The Queen has unveiled a national memorial to Britons who served during the Gulf War and in Iraq and Afghanistan – but the presence of former prime minister Tony Blair has angered grieving families who say they were "snubbed" by the event.
The Duke and Duchess of Cambridge and Prince Harry joined political figures including Prime Minister Theresa May, and Philip Hammond at the unveiling in central London.
Blair was accused of having "blood on his hands" after he took Britain into Afghanistan in 2001 and Iraq in 2003.
The Mail reports that Reg Keys, father of Lance Corporal Tom Keys, 20 – who was one of six Red Caps murdered by an Iraqi mob in an ambush in 2003 – said: "I would not have thought Tony Blair would have been a welcome face at such a service given we were misled over the Iraq war. I'm sure his ego will not allow him to stay away from it."
The event has been overshadowed by a row over the failure to include the families of the 682 service personnel who lost their lives in the Afghanistan and Iraq conflicts.
Family members of the war dead claimed it was a "disgrace" that Blair had been invited when they had not. Bob Wright, father of Corporal Mark Wright, 27, who died in a minefield in September 2006, said: "Tony Blair is the man that started the ball rolling and we lost a lot of lives needlessly because of him. You would not have expected him to have been invited."
Wright also criticised Labour leader Jeremy Corbyn's attendance at the ceremony, adding: "Jeremy Corbyn does not support the Army. Why has he been invited before the families?"
The BBC reported that one widow of a soldier killed in Afghanistan claimed they had been snubbed, while another called the decision completely crass. Liberal Democrat leader Tim Farron also said that the prime minister should apologise for what he called a careless oversight.
The Ministry of Defence made a last-minute climbdown following the snub, asking anyone who had not been invited and would like to attend to contact them.
May claims that charities and groups representing the bereaved had been asked to put forward names of attendees, but the chairman of the War Widows Association, Irene Willis, told the BBC that while she had been invited, she had not been asked to nominate others. Willis said that the Ministry of Defence should have contacted all the families involved directly.
A total of 456 British personnel and MoD civilians died while serving in Afghanistan, while 179 died in the Iraq conflict. According to figures from the Ministry of Defence, 47 people died in the Gulf War.
Among the 2,500 invited guests are also representatives of veterans, serving military, bereaved families, charity workers, civil servants and politicians who attended a military Drumhead Service on Horse Guards Parade in Whitehall.
Sculptor Paul Day's memorial was unveiled in nearby Victoria Embankment Gardens in the shadow of the Ministry of Defence building.
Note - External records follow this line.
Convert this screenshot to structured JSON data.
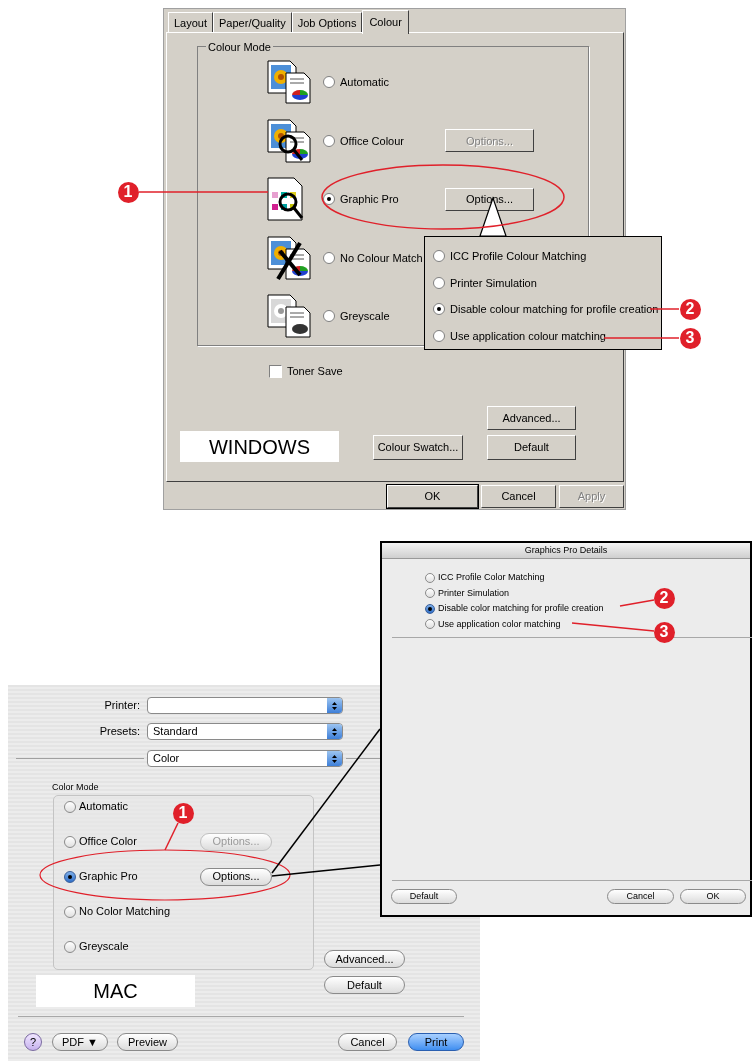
{
  "windows_dialog": {
    "tabs": [
      {
        "label": "Layout",
        "selected": false
      },
      {
        "label": "Paper/Quality",
        "selected": false
      },
      {
        "label": "Job Options",
        "selected": false
      },
      {
        "label": "Colour",
        "selected": true
      }
    ],
    "colour_mode": {
      "title": "Colour Mode",
      "modes": [
        {
          "label": "Automatic",
          "selected": false
        },
        {
          "label": "Office Colour",
          "selected": false,
          "options_button": {
            "label": "Options...",
            "disabled": true
          }
        },
        {
          "label": "Graphic Pro",
          "selected": true,
          "options_button": {
            "label": "Options...",
            "disabled": false
          }
        },
        {
          "label": "No Colour Match",
          "selected": false
        },
        {
          "label": "Greyscale",
          "selected": false
        }
      ]
    },
    "options_popup": {
      "options": [
        {
          "label": "ICC Profile Colour Matching",
          "selected": false
        },
        {
          "label": "Printer Simulation",
          "selected": false
        },
        {
          "label": "Disable colour matching for profile creation",
          "selected": true
        },
        {
          "label": "Use application colour matching",
          "selected": false
        }
      ]
    },
    "toner_save": {
      "label": "Toner Save",
      "checked": false
    },
    "caption": "WINDOWS",
    "advanced_button": "Advanced...",
    "colour_swatch_button": "Colour Swatch...",
    "default_button": "Default",
    "footer_buttons": [
      {
        "label": "OK",
        "disabled": false,
        "default": true
      },
      {
        "label": "Cancel",
        "disabled": false,
        "default": false
      },
      {
        "label": "Apply",
        "disabled": true,
        "default": false
      }
    ]
  },
  "windows_callouts": [
    "1",
    "2",
    "3"
  ],
  "mac_dialog": {
    "fields": [
      {
        "label": "Printer:"
      },
      {
        "label": "Presets:",
        "value": "Standard"
      }
    ],
    "panel_menu": "Color",
    "color_mode": {
      "title": "Color Mode",
      "modes": [
        {
          "label": "Automatic",
          "selected": false
        },
        {
          "label": "Office Color",
          "selected": false,
          "options_button": {
            "label": "Options...",
            "disabled": true
          }
        },
        {
          "label": "Graphic Pro",
          "selected": true,
          "options_button": {
            "label": "Options...",
            "disabled": false
          }
        },
        {
          "label": "No Color Matching",
          "selected": false
        },
        {
          "label": "Greyscale",
          "selected": false
        }
      ]
    },
    "advanced_button": "Advanced...",
    "default_button": "Default",
    "caption": "MAC",
    "footer_buttons": [
      {
        "label": "?",
        "kind": "help"
      },
      {
        "label": "PDF ▼",
        "kind": "button",
        "default": false
      },
      {
        "label": "Preview",
        "kind": "button",
        "default": false
      },
      {
        "label": "Cancel",
        "kind": "button",
        "default": false
      },
      {
        "label": "Print",
        "kind": "button",
        "default": true
      }
    ]
  },
  "graphics_pro_details": {
    "title": "Graphics Pro Details",
    "options": [
      {
        "label": "ICC Profile Color Matching",
        "selected": false
      },
      {
        "label": "Printer Simulation",
        "selected": false
      },
      {
        "label": "Disable color matching for profile creation",
        "selected": true
      },
      {
        "label": "Use application color matching",
        "selected": false
      }
    ],
    "buttons": [
      "Default",
      "Cancel",
      "OK"
    ]
  },
  "mac_callouts": [
    "1",
    "2",
    "3"
  ]
}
Day also designed the nearby Battle of Britain Monument as well as The Meeting Place, which is a large bronze statue of a couple embracing at St Pancras railway station in Kings Cross, London.
The focus of the memorial is not the fallen and will bear no names, but instead, commemorates the duty and service of those who put themselves in danger to protect the nation's interests far from the UK. It is for individuals who helped those at risk or worked to improve the lives of people in the Gulf region, Iraq and Afghanistan from 1990 to 2015.
Lord Stirrup – chairman of the memorial project's board of trustees – was head of the Armed Forces as chief of defence from 2006-10. He said: "Literally hundreds of thousands of British military personnel and UK civilian citizens served this country in all sorts of various ways in support of those campaigns and we felt that it was extremely important that the way they had conducted themselves, carried out their duties and the service they had given to the nation was honoured and commemorated.
"So the memorial is exactly that, it's to commemorate duty and service, it's not about the campaigns themselves per se, it's about those principles which are important in any civilised society and have always been an integral part of who and what we regard ourselves to be as a nation. We wanted to acknowledge the contribution of the many who had served," he added.
At the morning ceremony, Kate Middleton was seen chatting and laughing to British Chancellor of the Exchequer, Philip Hammond, who announced the 2017 Budget yesterday (9 March) which announced big changes to national insurance and social care.